On February 16, Representative Peter DeFazio introduced a resolution to renegotiate or remove the United States from NAFTA. More importantly the resolution introduced a powerful possible provision to trucking jobs. DeFazio said, “[NAFTA] should not require access to United States roads for commercial vehicles domiciled in other countries and should require all foreign service providers' vehicles and drivers entering the United States to meet all United States highway safety and environmental standards before being granted access to and use of United States distribution and transportation systems...”
One way this has been shown to be problematic to the trucking industry is considering it is contradictory in the sense that while the resolution states the United States should not have to provide access for foreign trucks to deal with trade, it also states that any truck that does gain access must follow the environmental standards of the U.S., meaning their trucks would have to comply with U.S. Emission standards. While it is noble to reduce the emissions of other countries, barring entrance also bars goods from reaching the U.S. And reduces the possibility of further domestic truck transportation.
This proposed bill has been as directly targeting the fact that Mexico has the capability to transport goods all across America, but many experts have weighed in on the fact that much of the time, these long-haul drivers would rather just continue to exchange goods at the border instead of having to sit through the long, congested lines of the border then, due to the monetary difference of the peso and dollar, spend much more for goods and services than they would if they stayed in Mexico.
Future of the Agreement
DeFazio will no doubt face challenges as he tries to get Trump to pass his bill by June 1, but he has gained a lot of support from several organizations including the American Federation of Labor and Congress of Industrial Organizations (AFL-CIO), United Steelworkers (USW), Communications Workers of America (CWA), Citizens Trade Campaign, and Teamsters – just to name a few. With the support of these large unions and trades, it is more likely that the proposed legislation will gain more momentum.
There is no doubt that NAFTA has been and continues to be a controversial agreement for Canada and Mexico, but even more so for the United States. It is becoming increasingly obvious that many legislators feel the need for some sort of at least reform to NAFTA, but it is also important to see how making drastic changes will affect trucking for each of the three countries.

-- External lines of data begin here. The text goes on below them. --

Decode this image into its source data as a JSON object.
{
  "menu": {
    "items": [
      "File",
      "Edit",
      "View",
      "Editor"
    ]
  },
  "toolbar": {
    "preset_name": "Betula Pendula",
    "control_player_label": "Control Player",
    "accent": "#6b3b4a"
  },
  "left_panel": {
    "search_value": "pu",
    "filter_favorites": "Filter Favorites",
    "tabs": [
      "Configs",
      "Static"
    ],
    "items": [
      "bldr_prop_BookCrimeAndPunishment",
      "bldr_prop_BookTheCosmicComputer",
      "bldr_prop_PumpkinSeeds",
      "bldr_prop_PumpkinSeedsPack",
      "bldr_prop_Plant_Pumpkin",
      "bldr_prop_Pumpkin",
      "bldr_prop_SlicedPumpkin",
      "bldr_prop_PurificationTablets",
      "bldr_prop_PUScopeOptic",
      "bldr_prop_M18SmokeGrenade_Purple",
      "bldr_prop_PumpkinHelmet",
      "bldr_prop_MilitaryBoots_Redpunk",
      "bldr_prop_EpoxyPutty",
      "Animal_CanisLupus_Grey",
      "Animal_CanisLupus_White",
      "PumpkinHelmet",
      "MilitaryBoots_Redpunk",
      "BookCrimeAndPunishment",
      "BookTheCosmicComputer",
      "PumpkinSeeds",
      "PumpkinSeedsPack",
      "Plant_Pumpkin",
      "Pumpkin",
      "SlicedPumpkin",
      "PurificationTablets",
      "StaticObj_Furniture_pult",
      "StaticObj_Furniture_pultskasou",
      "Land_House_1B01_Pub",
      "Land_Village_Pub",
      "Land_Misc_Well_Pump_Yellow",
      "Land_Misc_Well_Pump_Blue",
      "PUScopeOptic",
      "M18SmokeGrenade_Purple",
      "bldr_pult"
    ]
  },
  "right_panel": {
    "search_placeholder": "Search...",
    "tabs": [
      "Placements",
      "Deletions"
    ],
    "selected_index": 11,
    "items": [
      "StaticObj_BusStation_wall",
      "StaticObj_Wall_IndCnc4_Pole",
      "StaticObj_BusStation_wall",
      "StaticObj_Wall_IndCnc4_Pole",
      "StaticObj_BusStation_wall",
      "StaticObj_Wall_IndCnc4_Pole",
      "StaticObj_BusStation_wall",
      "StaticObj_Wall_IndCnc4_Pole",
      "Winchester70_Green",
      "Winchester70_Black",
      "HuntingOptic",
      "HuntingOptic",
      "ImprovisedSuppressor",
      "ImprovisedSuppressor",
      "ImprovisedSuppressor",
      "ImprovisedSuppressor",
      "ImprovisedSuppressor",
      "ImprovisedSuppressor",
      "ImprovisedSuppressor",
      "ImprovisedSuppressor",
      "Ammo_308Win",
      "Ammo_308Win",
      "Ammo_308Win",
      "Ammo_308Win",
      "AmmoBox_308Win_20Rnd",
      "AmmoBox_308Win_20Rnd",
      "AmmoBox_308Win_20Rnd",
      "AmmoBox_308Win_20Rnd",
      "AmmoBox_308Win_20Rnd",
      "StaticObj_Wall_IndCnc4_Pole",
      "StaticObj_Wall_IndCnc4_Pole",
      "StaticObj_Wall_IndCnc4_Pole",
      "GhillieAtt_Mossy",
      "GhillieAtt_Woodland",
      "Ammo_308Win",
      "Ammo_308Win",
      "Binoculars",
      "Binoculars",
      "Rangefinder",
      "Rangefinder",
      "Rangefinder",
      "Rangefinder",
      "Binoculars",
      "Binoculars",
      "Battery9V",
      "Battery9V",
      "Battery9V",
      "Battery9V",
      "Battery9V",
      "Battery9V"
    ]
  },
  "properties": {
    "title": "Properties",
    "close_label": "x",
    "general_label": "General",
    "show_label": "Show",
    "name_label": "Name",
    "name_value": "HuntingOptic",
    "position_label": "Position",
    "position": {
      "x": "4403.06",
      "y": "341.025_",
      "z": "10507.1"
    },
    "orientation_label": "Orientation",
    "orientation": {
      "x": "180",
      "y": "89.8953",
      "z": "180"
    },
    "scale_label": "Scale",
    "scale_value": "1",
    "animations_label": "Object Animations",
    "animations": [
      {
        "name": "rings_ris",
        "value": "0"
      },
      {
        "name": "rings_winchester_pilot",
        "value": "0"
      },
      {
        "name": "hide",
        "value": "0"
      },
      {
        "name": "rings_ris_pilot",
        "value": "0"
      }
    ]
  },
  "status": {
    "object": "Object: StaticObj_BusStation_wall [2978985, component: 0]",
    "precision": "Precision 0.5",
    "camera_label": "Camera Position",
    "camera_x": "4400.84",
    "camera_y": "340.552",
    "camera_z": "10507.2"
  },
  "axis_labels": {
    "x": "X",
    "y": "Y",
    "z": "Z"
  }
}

Whether an individual driver or an entire fleet sees NAFTA as a good or a bad thing, there is no doubt that it does impact those with trucker jobs, especially after it being proven that 60 percent of NAFTA trade is transported through trucking alone. It is important for presidents and legislators to look at policies nearing 25 years of implementation, but NAFTA effects so many aspects of trade, and as proven above, transport, it is important to take a closer look as to just how industries and trade will be affected.